» Instructions for the task:
Please set down all of the data below verbatim.

Material to process below:

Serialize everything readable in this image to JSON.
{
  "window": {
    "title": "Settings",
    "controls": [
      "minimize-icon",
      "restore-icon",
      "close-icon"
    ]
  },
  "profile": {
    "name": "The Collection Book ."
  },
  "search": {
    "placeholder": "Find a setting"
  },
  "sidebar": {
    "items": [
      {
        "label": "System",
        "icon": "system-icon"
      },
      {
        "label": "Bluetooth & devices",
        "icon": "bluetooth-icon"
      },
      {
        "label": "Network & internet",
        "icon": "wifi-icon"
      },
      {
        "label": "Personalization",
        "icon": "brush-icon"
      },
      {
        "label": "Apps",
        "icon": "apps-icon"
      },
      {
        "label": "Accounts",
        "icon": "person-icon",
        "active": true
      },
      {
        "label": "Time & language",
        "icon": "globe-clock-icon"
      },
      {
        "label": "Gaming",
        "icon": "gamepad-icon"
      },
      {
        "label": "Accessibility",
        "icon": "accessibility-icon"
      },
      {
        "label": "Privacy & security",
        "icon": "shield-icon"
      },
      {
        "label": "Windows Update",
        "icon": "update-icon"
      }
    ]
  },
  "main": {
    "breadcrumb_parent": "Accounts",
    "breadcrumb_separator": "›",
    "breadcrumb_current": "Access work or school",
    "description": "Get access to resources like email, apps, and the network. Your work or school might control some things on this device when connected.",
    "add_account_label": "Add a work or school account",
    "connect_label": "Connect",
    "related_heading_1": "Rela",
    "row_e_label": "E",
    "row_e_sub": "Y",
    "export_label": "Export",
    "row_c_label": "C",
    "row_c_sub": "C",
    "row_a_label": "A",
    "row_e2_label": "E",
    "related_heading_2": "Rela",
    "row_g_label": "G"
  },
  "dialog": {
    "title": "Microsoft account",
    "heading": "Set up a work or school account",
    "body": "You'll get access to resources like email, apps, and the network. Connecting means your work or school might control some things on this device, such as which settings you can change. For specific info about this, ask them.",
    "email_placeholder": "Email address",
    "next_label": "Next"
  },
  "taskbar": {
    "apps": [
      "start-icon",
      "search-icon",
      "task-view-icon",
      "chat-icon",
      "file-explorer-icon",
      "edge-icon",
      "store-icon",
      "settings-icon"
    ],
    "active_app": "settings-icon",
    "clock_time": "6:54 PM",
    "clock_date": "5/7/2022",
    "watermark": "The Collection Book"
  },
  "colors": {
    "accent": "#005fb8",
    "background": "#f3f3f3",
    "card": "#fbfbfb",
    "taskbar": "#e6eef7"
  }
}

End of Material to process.

» Solution to this task:
Serialize everything readable in this image to JSON.
{
  "window": {
    "title": "Settings",
    "controls": [
      "minimize-icon",
      "restore-icon",
      "close-icon"
    ]
  },
  "profile": {
    "name": "The Collection Book ."
  },
  "search": {
    "placeholder": "Find a setting"
  },
  "sidebar": {
    "items": [
      {
        "label": "System",
        "icon": "system-icon"
      },
      {
        "label": "Bluetooth & devices",
        "icon": "bluetooth-icon"
      },
      {
        "label": "Network & internet",
        "icon": "wifi-icon"
      },
      {
        "label": "Personalization",
        "icon": "brush-icon"
      },
      {
        "label": "Apps",
        "icon": "apps-icon"
      },
      {
        "label": "Accounts",
        "icon": "person-icon",
        "active": true
      },
      {
        "label": "Time & language",
        "icon": "globe-clock-icon"
      },
      {
        "label": "Gaming",
        "icon": "gamepad-icon"
      },
      {
        "label": "Accessibility",
        "icon": "accessibility-icon"
      },
      {
        "label": "Privacy & security",
        "icon": "shield-icon"
      },
      {
        "label": "Windows Update",
        "icon": "update-icon"
      }
    ]
  },
  "main": {
    "breadcrumb_parent": "Accounts",
    "breadcrumb_separator": "›",
    "breadcrumb_current": "Access work or school",
    "description": "Get access to resources like email, apps, and the network. Your work or school might control some things on this device when connected.",
    "add_account_label": "Add a work or school account",
    "connect_label": "Connect",
    "related_heading_1": "Rela",
    "row_e_label": "E",
    "row_e_sub": "Y",
    "export_label": "Export",
    "row_c_label": "C",
    "row_c_sub": "C",
    "row_a_label": "A",
    "row_e2_label": "E",
    "related_heading_2": "Rela",
    "row_g_label": "G"
  },
  "dialog": {
    "title": "Microsoft account",
    "heading": "Set up a work or school account",
    "body": "You'll get access to resources like email, apps, and the network. Connecting means your work or school might control some things on this device, such as which settings you can change. For specific info about this, ask them.",
    "email_placeholder": "Email address",
    "next_label": "Next"
  },
  "taskbar": {
    "apps": [
      "start-icon",
      "search-icon",
      "task-view-icon",
      "chat-icon",
      "file-explorer-icon",
      "edge-icon",
      "store-icon",
      "settings-icon"
    ],
    "active_app": "settings-icon",
    "clock_time": "6:54 PM",
    "clock_date": "5/7/2022",
    "watermark": "The Collection Book"
  },
  "colors": {
    "accent": "#005fb8",
    "background": "#f3f3f3",
    "card": "#fbfbfb",
    "taskbar": "#e6eef7"
  }
}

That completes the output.